Picture of Tubb Run at sampling point (3) where six brook trout were caught in a 100-m reach

After hiking past the confluence of the two streams, we arrived at our first stream site (4) on Green Springs Run. At this site we caught 21 Brook trout and found the stream pH to be much more neutral. Further upstream on Green Springs site (5) we caught even more brookies, 42 to be exact. At our final site on Green spring (6), we didn’t catch any trout (which we believe to be due to insufficient water-as flow was quite low).


Where’s Waldo? A Picture of Allison hiking between sites

While we collected quite a bit of other data (stream water chemistry, macros, collected samples for Hg analysis), differences are apparent from observing fish data alone. These adjacent watersheds are very similar (size, slope, forested, geographic location, etc.), except for AMD influence. Comparing fish across the streams, we caught a total of 6 brookies at Tubb Run to our 63 brookies at Green Springs. It is this kind of stark contrast that makes the ecological “cost “ of our past energy extraction (coal) in this area more real, and gives me pause projecting towards future ecological “cost” associated with Marcellus Shale natural gas extraction.

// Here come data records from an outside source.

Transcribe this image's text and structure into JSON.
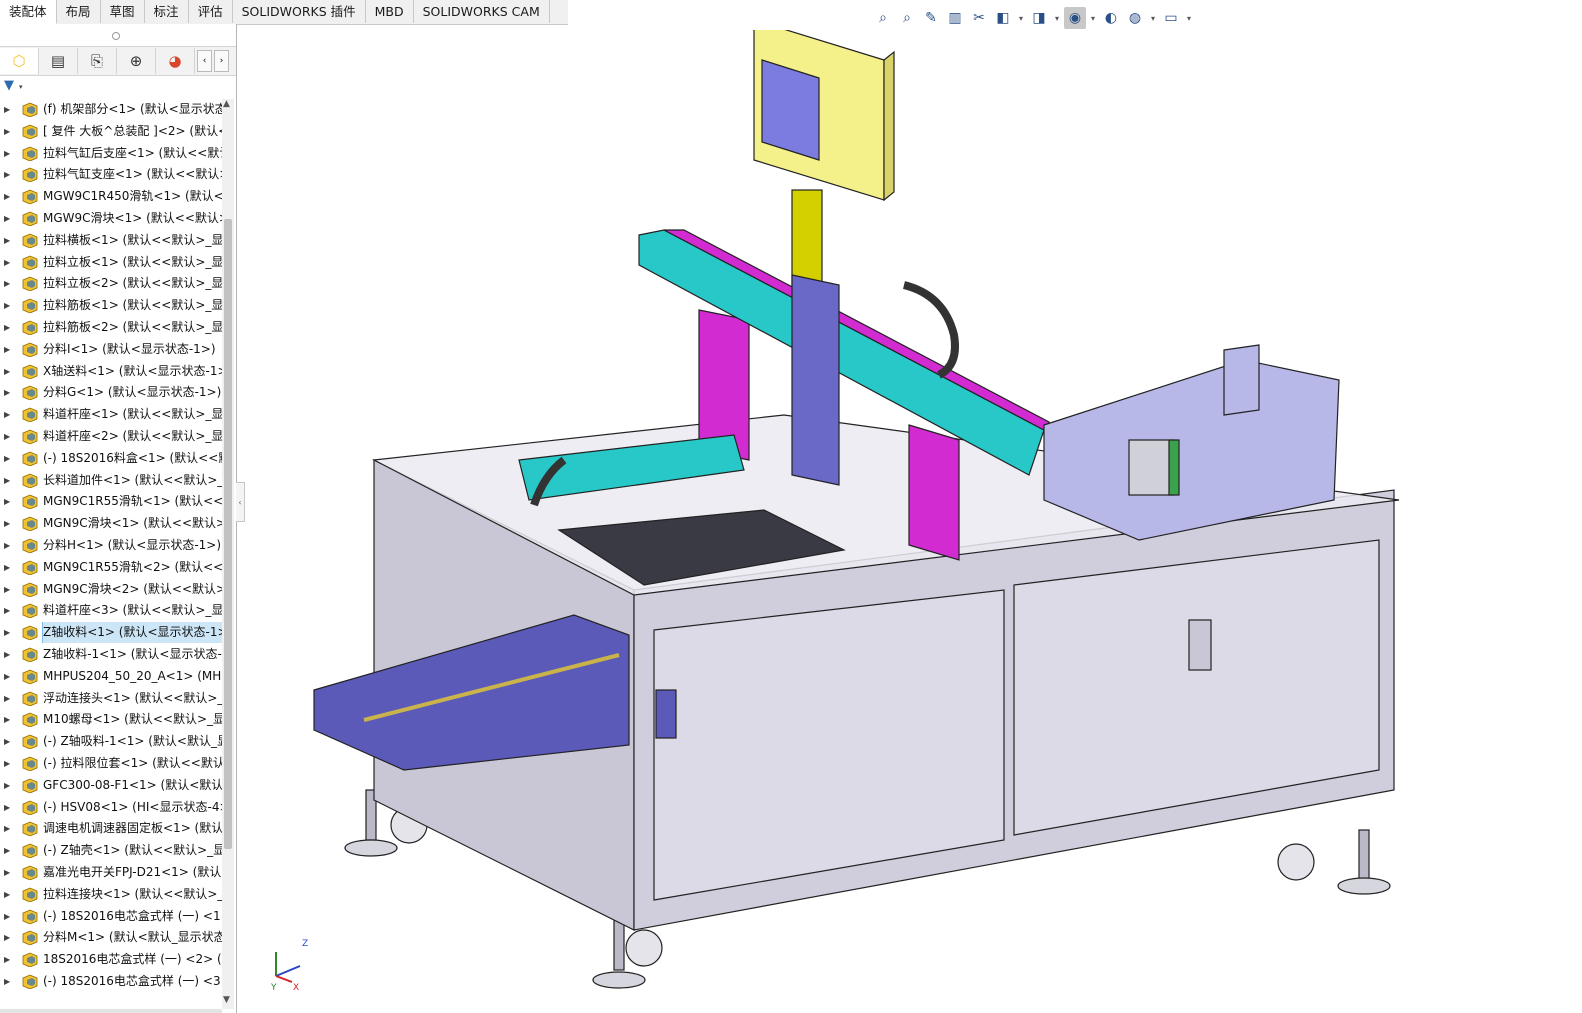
{
  "command_tabs": [
    {
      "label": "装配体",
      "active": true
    },
    {
      "label": "布局",
      "active": false
    },
    {
      "label": "草图",
      "active": false
    },
    {
      "label": "标注",
      "active": false
    },
    {
      "label": "评估",
      "active": false
    },
    {
      "label": "SOLIDWORKS 插件",
      "active": false
    },
    {
      "label": "MBD",
      "active": false
    },
    {
      "label": "SOLIDWORKS CAM",
      "active": false
    }
  ],
  "view_toolbar": [
    {
      "icon": "zoom-to-fit-icon",
      "glyph": "⌕"
    },
    {
      "icon": "zoom-to-area-icon",
      "glyph": "⌕"
    },
    {
      "icon": "previous-view-icon",
      "glyph": "✎"
    },
    {
      "icon": "section-view-icon",
      "glyph": "▥"
    },
    {
      "icon": "dynamic-annotation-icon",
      "glyph": "✂"
    },
    {
      "icon": "view-orientation-icon",
      "glyph": "◧"
    },
    {
      "icon": "display-style-icon",
      "glyph": "◨"
    },
    {
      "icon": "hide-show-items-icon",
      "glyph": "◉"
    },
    {
      "icon": "edit-appearance-icon",
      "glyph": "◐"
    },
    {
      "icon": "apply-scene-icon",
      "glyph": "◍"
    },
    {
      "icon": "view-settings-icon",
      "glyph": "▭"
    }
  ],
  "panel_tabs": [
    {
      "icon": "feature-manager-icon",
      "glyph": "⬡"
    },
    {
      "icon": "property-manager-icon",
      "glyph": "▤"
    },
    {
      "icon": "configuration-manager-icon",
      "glyph": "⎘"
    },
    {
      "icon": "dimxpert-manager-icon",
      "glyph": "⊕"
    },
    {
      "icon": "display-manager-icon",
      "glyph": "◕"
    }
  ],
  "colors": {
    "assembly_icon_yellow": "#f2c12e",
    "assembly_icon_blue": "#2f6fb3",
    "selection_bg": "#cde6f7",
    "frame_gray": "#c9c6d6",
    "cyan_module": "#28c8c8",
    "magenta_bracket": "#d22bd2",
    "purple_plate": "#5b5ab8",
    "control_box_yellow": "#f4f08a"
  },
  "tree": [
    {
      "label": "(f) 机架部分<1> (默认<显示状态",
      "selected": false
    },
    {
      "label": "[ 复件 大板^总装配 ]<2> (默认<",
      "selected": false
    },
    {
      "label": "拉料气缸后支座<1> (默认<<默认",
      "selected": false
    },
    {
      "label": "拉料气缸支座<1> (默认<<默认>",
      "selected": false
    },
    {
      "label": "MGW9C1R450滑轨<1> (默认<<",
      "selected": false
    },
    {
      "label": "MGW9C滑块<1> (默认<<默认>",
      "selected": false
    },
    {
      "label": "拉料横板<1> (默认<<默认>_显示",
      "selected": false
    },
    {
      "label": "拉料立板<1> (默认<<默认>_显示",
      "selected": false
    },
    {
      "label": "拉料立板<2> (默认<<默认>_显示",
      "selected": false
    },
    {
      "label": "拉料筋板<1> (默认<<默认>_显示",
      "selected": false
    },
    {
      "label": "拉料筋板<2> (默认<<默认>_显示",
      "selected": false
    },
    {
      "label": "分料I<1> (默认<显示状态-1>)",
      "selected": false
    },
    {
      "label": "X轴送料<1> (默认<显示状态-1>",
      "selected": false
    },
    {
      "label": "分料G<1> (默认<显示状态-1>)",
      "selected": false
    },
    {
      "label": "料道杆座<1> (默认<<默认>_显示",
      "selected": false
    },
    {
      "label": "料道杆座<2> (默认<<默认>_显示",
      "selected": false
    },
    {
      "label": "(-) 18S2016料盒<1> (默认<<默",
      "selected": false
    },
    {
      "label": "长料道加件<1> (默认<<默认>_显",
      "selected": false
    },
    {
      "label": "MGN9C1R55滑轨<1> (默认<<默",
      "selected": false
    },
    {
      "label": "MGN9C滑块<1> (默认<<默认>_",
      "selected": false
    },
    {
      "label": "分料H<1> (默认<显示状态-1>)",
      "selected": false
    },
    {
      "label": "MGN9C1R55滑轨<2> (默认<<默",
      "selected": false
    },
    {
      "label": "MGN9C滑块<2> (默认<<默认>_",
      "selected": false
    },
    {
      "label": "料道杆座<3> (默认<<默认>_显示",
      "selected": false
    },
    {
      "label": "Z轴收料<1> (默认<显示状态-1>",
      "selected": true
    },
    {
      "label": "Z轴收料-1<1> (默认<显示状态-1",
      "selected": false
    },
    {
      "label": "MHPUS204_50_20_A<1> (MHP",
      "selected": false
    },
    {
      "label": "浮动连接头<1> (默认<<默认>_显",
      "selected": false
    },
    {
      "label": "M10螺母<1> (默认<<默认>_显示",
      "selected": false
    },
    {
      "label": "(-) Z轴吸料-1<1> (默认<默认_显",
      "selected": false
    },
    {
      "label": "(-) 拉料限位套<1> (默认<<默认",
      "selected": false
    },
    {
      "label": "GFC300-08-F1<1> (默认<默认_",
      "selected": false
    },
    {
      "label": "(-) HSV08<1> (HI<显示状态-4>",
      "selected": false
    },
    {
      "label": "调速电机调速器固定板<1> (默认",
      "selected": false
    },
    {
      "label": "(-) Z轴壳<1> (默认<<默认>_显示",
      "selected": false
    },
    {
      "label": "嘉准光电开关FPJ-D21<1> (默认",
      "selected": false
    },
    {
      "label": "拉料连接块<1> (默认<<默认>_显",
      "selected": false
    },
    {
      "label": "(-) 18S2016电芯盒式样 (一) <1",
      "selected": false
    },
    {
      "label": "分料M<1> (默认<默认_显示状态",
      "selected": false
    },
    {
      "label": "18S2016电芯盒式样 (一) <2> (",
      "selected": false
    },
    {
      "label": "(-) 18S2016电芯盒式样 (一) <3",
      "selected": false
    }
  ],
  "triad": {
    "z": "Z",
    "x": "X",
    "y": "Y"
  }
}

Upon arriving back at the van (at 11pm) and packing up for our drive home, I couldn’t help but reflect upon what part of this 16 hour day was most challenging to our team. At this point in the summer, everyone works well together, is very capable of carrying large/heavy packs, hiking long distances, working long days, sampling after dark, and surviving largely on snacks and “trout adrenaline” until we finish. However, one thing we aren’t accustomed to is working in the cold….and it was cold for July. The night before the weather said it was going to drop to 50 degrees F, and when we arrived to our first site for the day, it wasn’t much warmer. While things did warm up through the day, everyone kept their long sleeves on, and at our last site (which we sampled largely after dark), it was cold enough to see your breath and get chilled. Now this would be normal if it were early fall or late spring, but we are in late July when the weather is supposed to be hot and sticky, and that is what our bodies are anticipating. While the cooler weather made hiking between sites quite comfortable, it made the remainder of our long field day of in-stream work (in the 12 degrees Celsius stream water) a little chilly for late July.

Chris Grant